    People hearing without listening
    Humanity needs to discuss the issues that most haunt us. We need help in answering those questions most intimate to our lives. Such an endeavor demands a great deal of sensivity and forbids self-righteousness.

    I recently commented on someone's blogpost. The response that came back distorted my words and reiterated the argument I had refuted. Clearly, there was no room for dialogue. The dissenting opinion failed to even grant me the accuracy of my own words.

    Unfortunately, 'dialogue' of this nature dominates the public square.

    "And Then One Day, They Learned to Talk"

    All our opinions are necessarily drawn from our human experience. Impressions are projected into beliefs—beliefs then weaved into ideologies. Two persons sharing one experience may end up worlds apart.

    The Blue Anchor intends to show Dick the Communist, Jane the Anarchist, and Joe the Plumber Fundamentalist that little can be achieved by ideological contention. Arguments from opposing 'thought spheres' will never meld into a peaceful solution.

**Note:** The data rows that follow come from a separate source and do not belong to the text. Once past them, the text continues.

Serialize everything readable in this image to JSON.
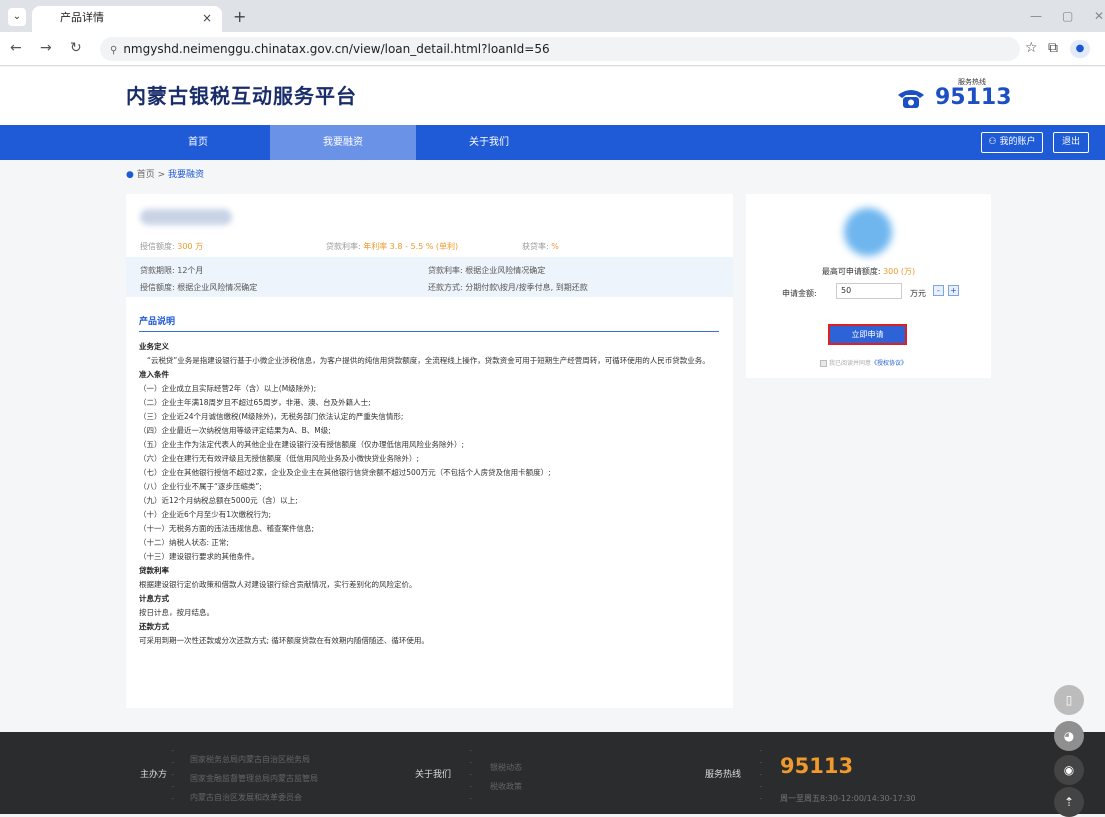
{
  "browser": {
    "tab_title": "产品详情",
    "tab_close": "×",
    "new_tab": "+",
    "url": "nmgyshd.neimenggu.chinatax.gov.cn/view/loan_detail.html?loanId=56"
  },
  "header": {
    "site_title": "内蒙古银税互动服务平台",
    "hotline_label": "服务热线",
    "hotline_number": "95113"
  },
  "nav": {
    "items": [
      "首页",
      "我要融资",
      "关于我们"
    ],
    "account": "我的账户",
    "logout": "退出"
  },
  "breadcrumb": {
    "home": "首页",
    "sep": ">",
    "current": "我要融资"
  },
  "product": {
    "stats": [
      {
        "label": "授信额度: ",
        "value": "300 万"
      },
      {
        "label": "贷款利率: ",
        "value": "年利率 3.8 - 5.5 % (单利)"
      },
      {
        "label": "获贷率: ",
        "value": "%"
      }
    ],
    "info": {
      "term": "贷款期限: 12个月",
      "rate": "贷款利率: 根据企业风险情况确定",
      "credit": "授信额度: 根据企业风险情况确定",
      "repay": "还款方式: 分期付款\\按月/按季付息, 到期还款"
    },
    "section_title": "产品说明",
    "def_title": "业务定义",
    "def_text": "“云税贷”业务是指建设银行基于小微企业涉税信息，为客户提供的纯信用贷款额度，全流程线上操作，贷款资金可用于短期生产经营周转，可循环使用的人民币贷款业务。",
    "cond_title": "准入条件",
    "conditions": [
      "（一）企业成立且实际经营2年（含）以上(M级除外);",
      "（二）企业主年满18周岁且不超过65周岁，非港、澳、台及外籍人士;",
      "（三）企业近24个月诚信缴税(M级除外)，无税务部门依法认定的严重失信情形;",
      "（四）企业最近一次纳税信用等级评定结果为A、B、M级;",
      "（五）企业主作为法定代表人的其他企业在建设银行没有授信额度（仅办理低信用风险业务除外）;",
      "（六）企业在建行无有效评级且无授信额度（低信用风险业务及小微快贷业务除外）;",
      "（七）企业在其他银行授信不超过2家，企业及企业主在其他银行信贷余额不超过500万元（不包括个人房贷及信用卡额度）;",
      "（八）企业行业不属于“逐步压缩类”;",
      "（九）近12个月纳税总额在5000元（含）以上;",
      "（十）企业近6个月至少有1次缴税行为;",
      "（十一）无税务方面的违法违规信息、稽查案件信息;",
      "（十二）纳税人状态: 正常;",
      "（十三）建设银行要求的其他条件。"
    ],
    "rate_title": "贷款利率",
    "rate_text": "根据建设银行定价政策和借款人对建设银行综合贡献情况，实行差别化的风险定价。",
    "interest_title": "计息方式",
    "interest_text": "按日计息，按月结息。",
    "repay_title": "还款方式",
    "repay_text": "可采用到期一次性还款或分次还款方式; 循环额度贷款在有效期内随借随还、循环使用。"
  },
  "apply": {
    "max_label": "最高可申请额度: ",
    "max_value": "300 (万)",
    "amount_label": "申请金额: ",
    "amount_value": "50",
    "amount_unit": "万元",
    "minus": "-",
    "plus": "+",
    "button": "立即申请",
    "agree_text": "我已阅读并同意",
    "agree_link": "《授权协议》"
  },
  "footer": {
    "organizer_label": "主办方",
    "organizers": [
      "国家税务总局内蒙古自治区税务局",
      "国家金融监督管理总局内蒙古监管局",
      "内蒙古自治区发展和改革委员会"
    ],
    "about_label": "关于我们",
    "about_links": [
      "银税动态",
      "税收政策"
    ],
    "hotline_label": "服务热线",
    "hotline_number": "95113",
    "hours": "周一至周五8:30-12:00/14:30-17:30"
  }
}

    Instead, we ought return to the core of the dispute. The rediscovery of our shared human experience will allow us to walk together on the path to truth.


    1. I'm not sure whether I loathe your idealism as naive or wish that I possessed it myself.

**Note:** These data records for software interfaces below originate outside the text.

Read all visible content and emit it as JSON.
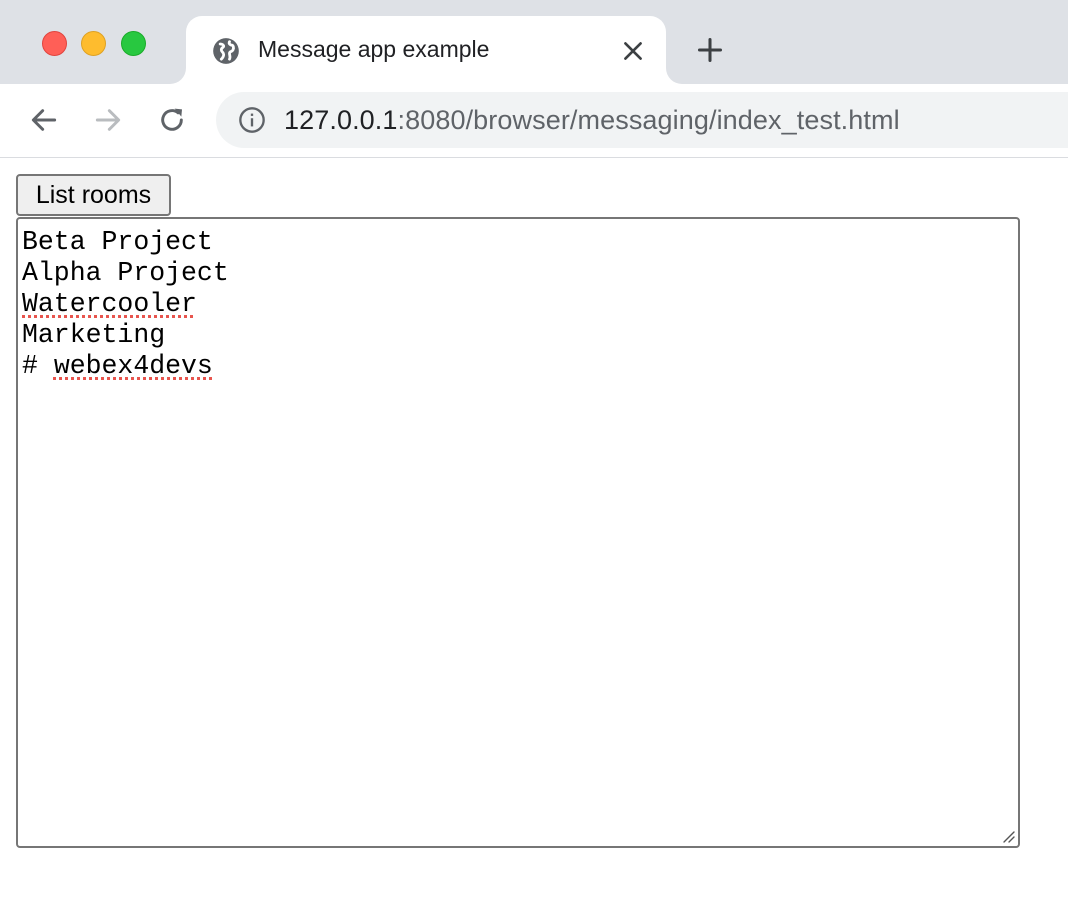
{
  "browser": {
    "tab": {
      "title": "Message app example",
      "favicon": "globe-icon",
      "close_icon": "close-icon"
    },
    "new_tab_icon": "plus-icon",
    "nav": {
      "back_icon": "arrow-left-icon",
      "forward_icon": "arrow-right-icon",
      "reload_icon": "reload-icon"
    },
    "omnibox": {
      "info_icon": "info-icon",
      "url_host": "127.0.0.1",
      "url_rest": ":8080/browser/messaging/index_test.html"
    },
    "traffic_lights": {
      "close_color": "#ff5f57",
      "minimize_color": "#febc2e",
      "maximize_color": "#28c840"
    }
  },
  "page": {
    "list_rooms_label": "List rooms",
    "rooms": [
      {
        "prefix": "",
        "name": "Beta Project",
        "spell_flag": false
      },
      {
        "prefix": "",
        "name": "Alpha Project",
        "spell_flag": false
      },
      {
        "prefix": "",
        "name": "Watercooler",
        "spell_flag": true
      },
      {
        "prefix": "",
        "name": "Marketing",
        "spell_flag": false
      },
      {
        "prefix": "# ",
        "name": "webex4devs",
        "spell_flag": true
      }
    ]
  }
}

      You're right that arguments that come from "opposing thought spheres" as you call them are doomed from the onset. All arguments come from first principles, and if your first principles are incommensurable, you have an argument that becomes interminable.

      Modern disputes regarding morality, religion, politics et al. I would argue often appear this way. I like the idea of your appeal to a universal human experience, but I'm not sure if this is enough. For starters, does such a universal human experience exist? Or is the nature of human beings something that, much like the biological evolution of species, is in constant flux?

      Second, even if you grant a universal experience, I'm not sure if that leads us together to a single, unified Truth with a capital T. Our recognition of a shared human experience leads us to accept certain values in common, perhaps - life, liberty, justice, mercy - but our individual subjective orderings of these values can still divide us, which is why you have the pro-lifer who hails life over liberty or the anti-capital punishment picketer who puts mercy over justice.

      If you don't agree with my particular examples, that's fine, but I think my point still stands. This unified human nature/experience is at best, elusive, and at worse, illusory. And even if we do find it, it's no guarantee that our subjective experiences won't lead us to individually value certain things over others.

    2. The question at hand seems to be if people are open to dialogue. Dialogue involves two perspectives and an interchange. Contention comes from two perspectives hitting heads. Arguments come from first principles, true, perhpas dialogue does too, but dialogue is not interminable because although two principles may be incommensurable, dialogue leads to a discovery of deeper principles and a hierarchy of principles.

      As far as universal human experience is concerned, could is be that through dialogue would we could find that subjective human experiences lead to a shared universal experience, pointing to a universal truth… at least, isn’t it worth a shot??